Texas Orange Jackets volunteer at the Lady Bird Johnson Wildflower Center every year. A loyal public servant and former OJ, Lady Bird established the center to conserve native plants and focus on sustainability. Reflecting on her time in OJs, Jordan fondly remembers the visits to the center. She even took a class on the Johnson presidency at the LBJ library, allowing her to understand the role Lady Bird played in national conservation and beautification.
A similar undercurrent runs through Orange Jackets both past and present: commitment to service. Jordan describes public service as her “north star,” something that has shaped both her professional and personal life. It comes as no surprise that this commitment led her to become a political appointee for the Obama Administration after she graduated in 2014. In the White House, Jordan worked in both the Office of Intergovernmental Affairs and the Office of Management and Budget.

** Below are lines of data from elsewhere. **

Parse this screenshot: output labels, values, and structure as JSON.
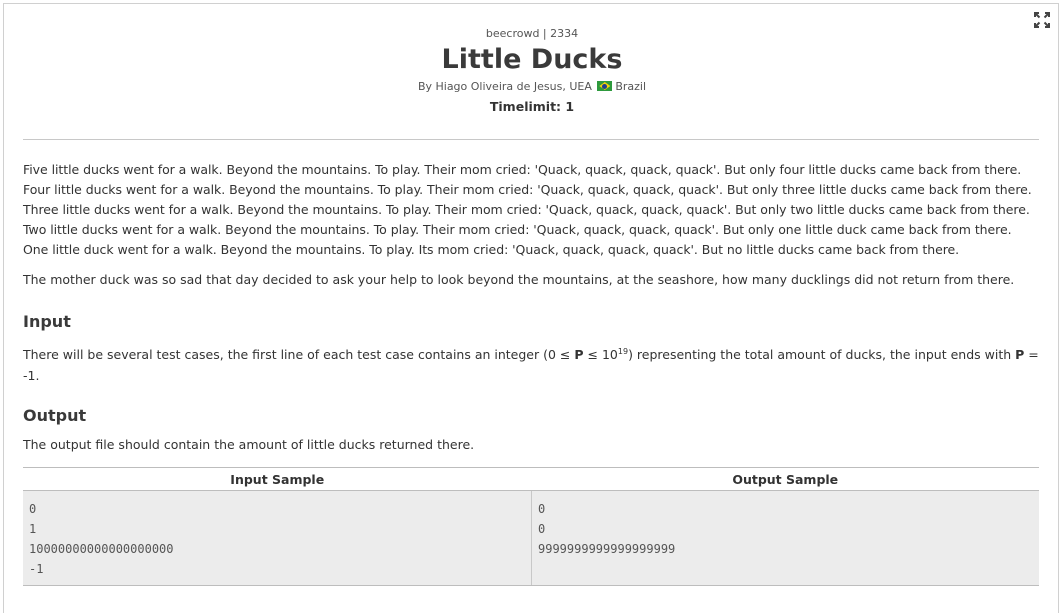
{
  "problem": {
    "source": "beecrowd | 2334",
    "title": "Little Ducks",
    "author_prefix": "By Hiago Oliveira de Jesus, UEA",
    "country": "Brazil",
    "timelimit_label": "Timelimit:",
    "timelimit_value": "1"
  },
  "icons": {
    "expand": "expand-icon",
    "flag": "brazil-flag-icon"
  },
  "description": {
    "story": [
      "Five little ducks went for a walk. Beyond the mountains. To play. Their mom cried: 'Quack, quack, quack, quack'. But only four little ducks came back from there.",
      "Four little ducks went for a walk. Beyond the mountains. To play. Their mom cried: 'Quack, quack, quack, quack'. But only three little ducks came back from there.",
      "Three little ducks went for a walk. Beyond the mountains. To play. Their mom cried: 'Quack, quack, quack, quack'. But only two little ducks came back from there.",
      "Two little ducks went for a walk. Beyond the mountains. To play. Their mom cried: 'Quack, quack, quack, quack'. But only one little duck came back from there.",
      "One little duck went for a walk. Beyond the mountains. To play. Its mom cried: 'Quack, quack, quack, quack'. But no little ducks came back from there."
    ],
    "paragraph": "The mother duck was so sad that day decided to ask your help to look beyond the mountains, at the seashore, how many ducklings did not return from there."
  },
  "input": {
    "heading": "Input",
    "text_before": "There will be several test cases, the first line of each test case contains an integer  (0 ≤ ",
    "var1": "P",
    "text_mid1": " ≤ 10",
    "exponent": "19",
    "text_mid2": ") representing the total amount of ducks, the input ends with ",
    "var2": "P",
    "text_end": " = -1."
  },
  "output": {
    "heading": "Output",
    "text": "The output file should contain the amount of little ducks returned there."
  },
  "samples": {
    "input_header": "Input Sample",
    "output_header": "Output Sample",
    "input_lines": [
      "0",
      "1",
      "10000000000000000000",
      "-1"
    ],
    "output_lines": [
      "0",
      "0",
      "9999999999999999999"
    ]
  }
}
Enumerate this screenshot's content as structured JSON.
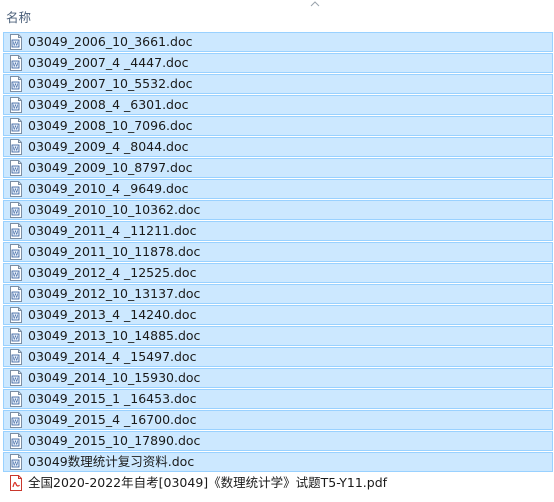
{
  "header": {
    "column_name": "名称"
  },
  "files": [
    {
      "name": "03049_2006_10_3661.doc",
      "icon": "word-doc-icon"
    },
    {
      "name": "03049_2007_4 _4447.doc",
      "icon": "word-doc-icon"
    },
    {
      "name": "03049_2007_10_5532.doc",
      "icon": "word-doc-icon"
    },
    {
      "name": "03049_2008_4 _6301.doc",
      "icon": "word-doc-icon"
    },
    {
      "name": "03049_2008_10_7096.doc",
      "icon": "word-doc-icon"
    },
    {
      "name": "03049_2009_4 _8044.doc",
      "icon": "word-doc-icon"
    },
    {
      "name": "03049_2009_10_8797.doc",
      "icon": "word-doc-icon"
    },
    {
      "name": "03049_2010_4 _9649.doc",
      "icon": "word-doc-icon"
    },
    {
      "name": "03049_2010_10_10362.doc",
      "icon": "word-doc-icon"
    },
    {
      "name": "03049_2011_4 _11211.doc",
      "icon": "word-doc-icon"
    },
    {
      "name": "03049_2011_10_11878.doc",
      "icon": "word-doc-icon"
    },
    {
      "name": "03049_2012_4 _12525.doc",
      "icon": "word-doc-icon"
    },
    {
      "name": "03049_2012_10_13137.doc",
      "icon": "word-doc-icon"
    },
    {
      "name": "03049_2013_4 _14240.doc",
      "icon": "word-doc-icon"
    },
    {
      "name": "03049_2013_10_14885.doc",
      "icon": "word-doc-icon"
    },
    {
      "name": "03049_2014_4 _15497.doc",
      "icon": "word-doc-icon"
    },
    {
      "name": "03049_2014_10_15930.doc",
      "icon": "word-doc-icon"
    },
    {
      "name": "03049_2015_1 _16453.doc",
      "icon": "word-doc-icon"
    },
    {
      "name": "03049_2015_4 _16700.doc",
      "icon": "word-doc-icon"
    },
    {
      "name": "03049_2015_10_17890.doc",
      "icon": "word-doc-icon"
    },
    {
      "name": "03049数理统计复习资料.doc",
      "icon": "word-doc-icon"
    },
    {
      "name": "全国2020-2022年自考[03049]《数理统计学》试题T5-Y11.pdf",
      "icon": "pdf-icon"
    }
  ],
  "colors": {
    "selection_bg": "#cce8ff",
    "selection_border": "#99d1ff",
    "header_text": "#4c607a"
  }
}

Jordan credits Orange Jackets for providing a space that allowed her sense of civic duty and service to mankind to grow. OJs differ in the fields they go into, whether it's law, consulting, media, technology, education or politics; all OJs maintain a dedication to world-changing causes. Volunteering time and resources to the continued pursuit of changing the world is why Jordan believes we become OJs and remain loyal to it’s tenants, no matter where we end up. Even now, Jordan maintains, “by virtue of their own professional drive, sense of service, and personal conviction, OJ women push me to always give my best.”

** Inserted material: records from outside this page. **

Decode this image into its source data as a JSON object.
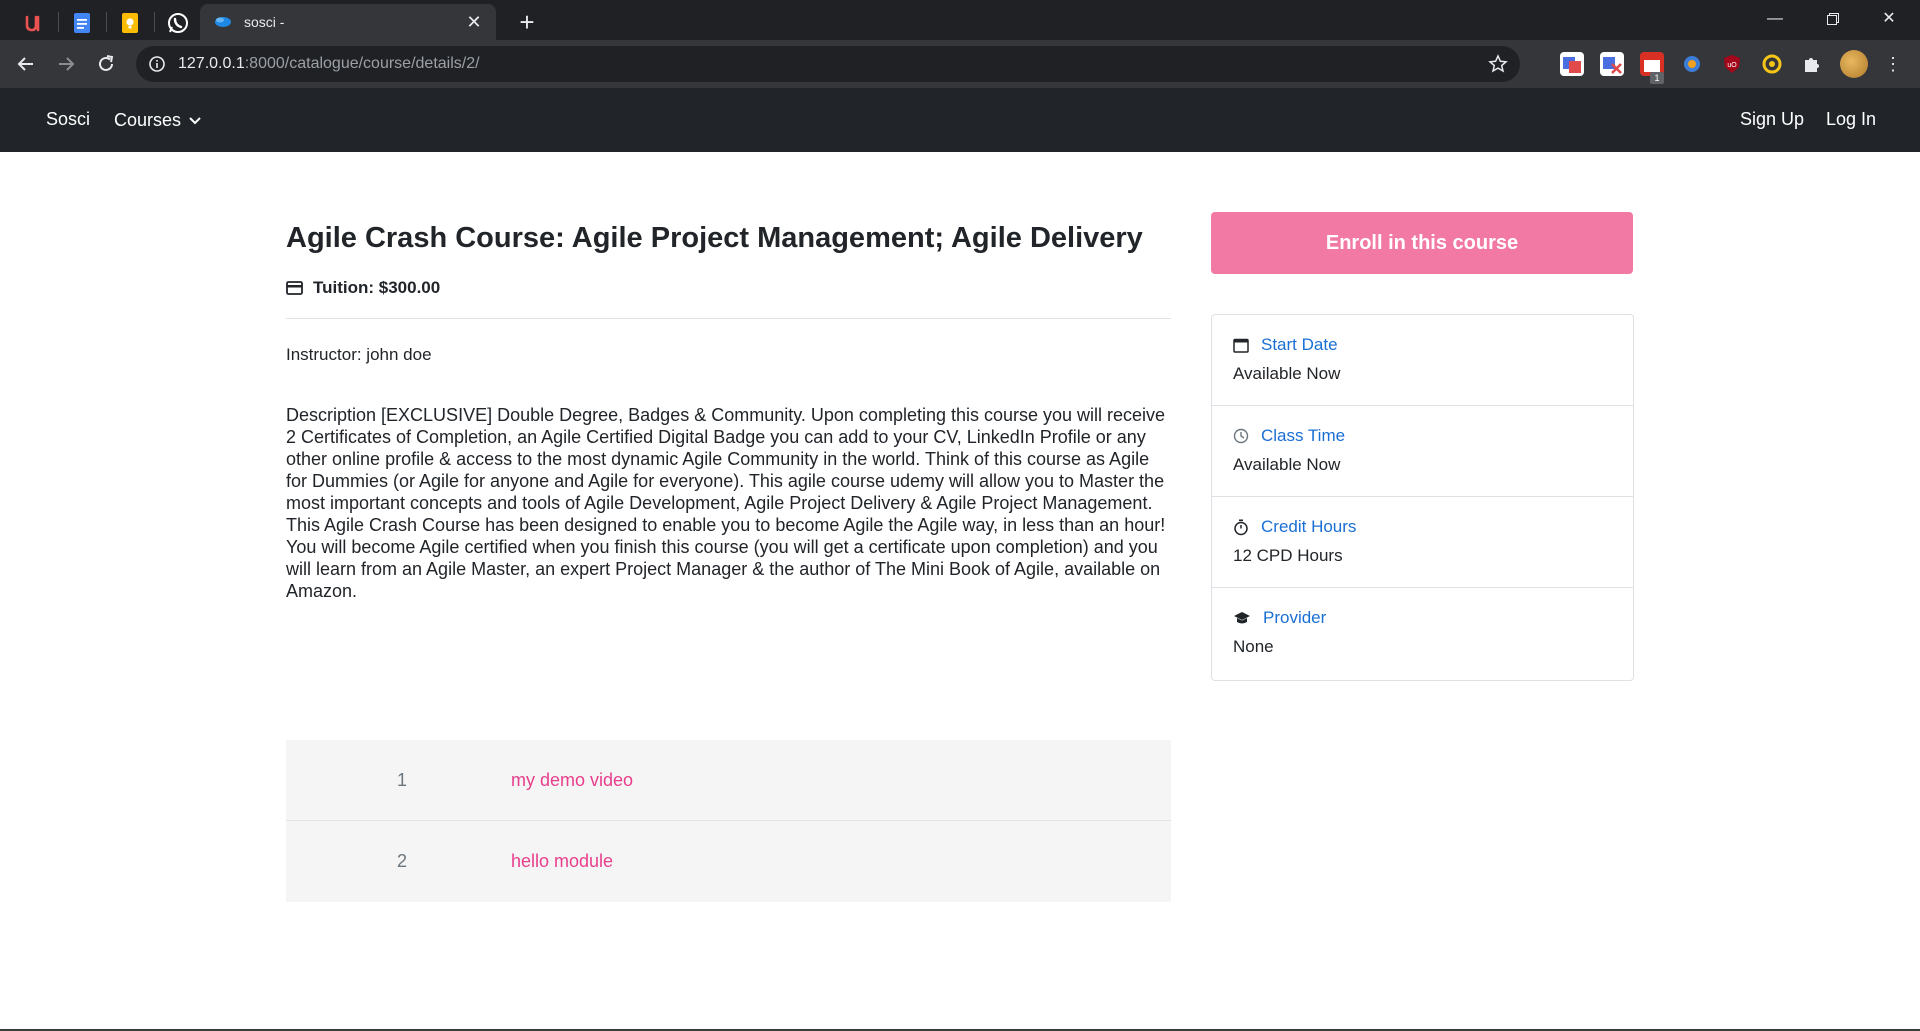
{
  "browser": {
    "pinned_tabs": [
      "udemy-icon",
      "docs-icon",
      "keep-icon",
      "whatsapp-icon"
    ],
    "active_tab_title": "sosci -",
    "url_host": "127.0.0.1",
    "url_path": ":8000/catalogue/course/details/2/",
    "extension_badge": "1"
  },
  "navbar": {
    "brand": "Sosci",
    "courses": "Courses",
    "signup": "Sign Up",
    "login": "Log In"
  },
  "course": {
    "title": "Agile Crash Course: Agile Project Management; Agile Delivery",
    "tuition": "Tuition: $300.00",
    "instructor": "Instructor: john doe",
    "description": "Description [EXCLUSIVE] Double Degree, Badges & Community. Upon completing this course you will receive 2 Certificates of Completion, an Agile Certified Digital Badge you can add to your CV, LinkedIn Profile or any other online profile & access to the most dynamic Agile Community in the world. Think of this course as Agile for Dummies (or Agile for anyone and Agile for everyone). This agile course udemy will allow you to Master the most important concepts and tools of Agile Development, Agile Project Delivery & Agile Project Management. This Agile Crash Course has been designed to enable you to become Agile the Agile way, in less than an hour! You will become Agile certified when you finish this course (you will get a certificate upon completion) and you will learn from an Agile Master, an expert Project Manager & the author of The Mini Book of Agile, available on Amazon."
  },
  "modules": [
    {
      "number": "1",
      "title": "my demo video"
    },
    {
      "number": "2",
      "title": "hello module"
    }
  ],
  "sidebar": {
    "enroll_label": "Enroll in this course",
    "items": [
      {
        "label": "Start Date",
        "value": "Available Now",
        "icon": "calendar-icon"
      },
      {
        "label": "Class Time",
        "value": "Available Now",
        "icon": "clock-icon"
      },
      {
        "label": "Credit Hours",
        "value": "12 CPD Hours",
        "icon": "stopwatch-icon"
      },
      {
        "label": "Provider",
        "value": "None",
        "icon": "graduation-cap-icon"
      }
    ]
  },
  "colors": {
    "navbar_bg": "#212529",
    "accent_pink": "#f279a3",
    "link_pink": "#e83e8c",
    "info_blue": "#1a6fd4"
  }
}
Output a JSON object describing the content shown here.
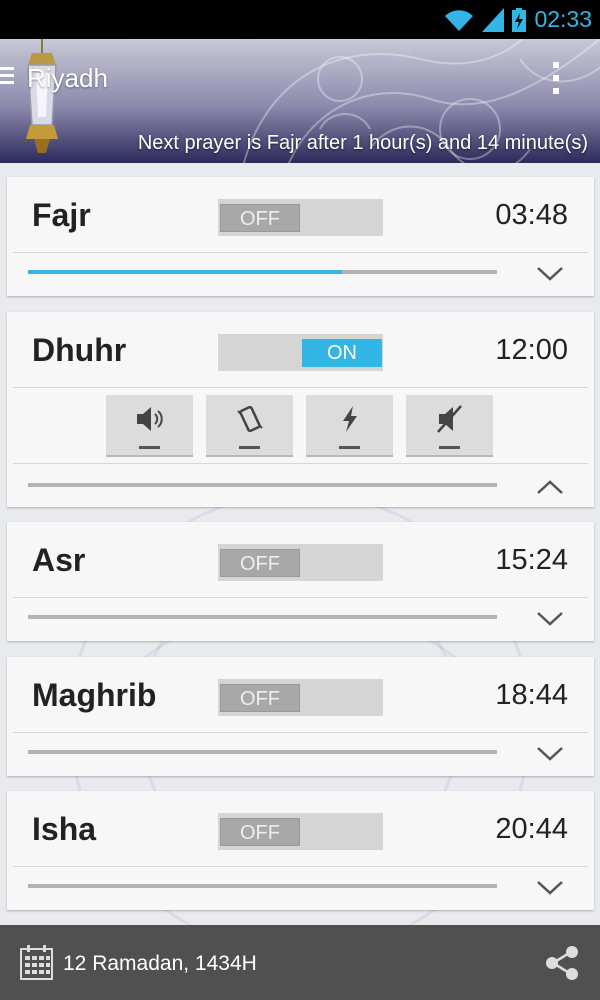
{
  "status_bar": {
    "time": "02:33"
  },
  "header": {
    "city": "Riyadh",
    "next_prayer": "Next prayer is Fajr after 1 hour(s) and 14 minute(s)"
  },
  "prayers": [
    {
      "name": "Fajr",
      "toggle": "OFF",
      "time": "03:48",
      "progress": 0.67,
      "expanded": false
    },
    {
      "name": "Dhuhr",
      "toggle": "ON",
      "time": "12:00",
      "progress": 0,
      "expanded": true,
      "options": [
        "sound-icon",
        "vibrate-icon",
        "flash-icon",
        "mute-icon"
      ]
    },
    {
      "name": "Asr",
      "toggle": "OFF",
      "time": "15:24",
      "progress": 0,
      "expanded": false
    },
    {
      "name": "Maghrib",
      "toggle": "OFF",
      "time": "18:44",
      "progress": 0,
      "expanded": false
    },
    {
      "name": "Isha",
      "toggle": "OFF",
      "time": "20:44",
      "progress": 0,
      "expanded": false
    }
  ],
  "footer": {
    "date": "12 Ramadan, 1434H"
  },
  "colors": {
    "accent": "#33b5e5",
    "footer": "#505050",
    "card": "#f7f7f7"
  }
}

When asked her advice to current Tappees, Jordan said:
"Increase your tolerance for risk: some of the most rewarding career and personal opportunities came from putting myself outside of my comfort zone. If you put yourself in a box too early in your career, you'll miss out on exciting opportunities and learning lessons."
"As a mentor once told me, some of the best life advice comes from blues and country songs. 'Humble and Kind' is one song that can't prove wrong. No matter what life throws your way, keep your head up, work hard, and always remain humble and kind."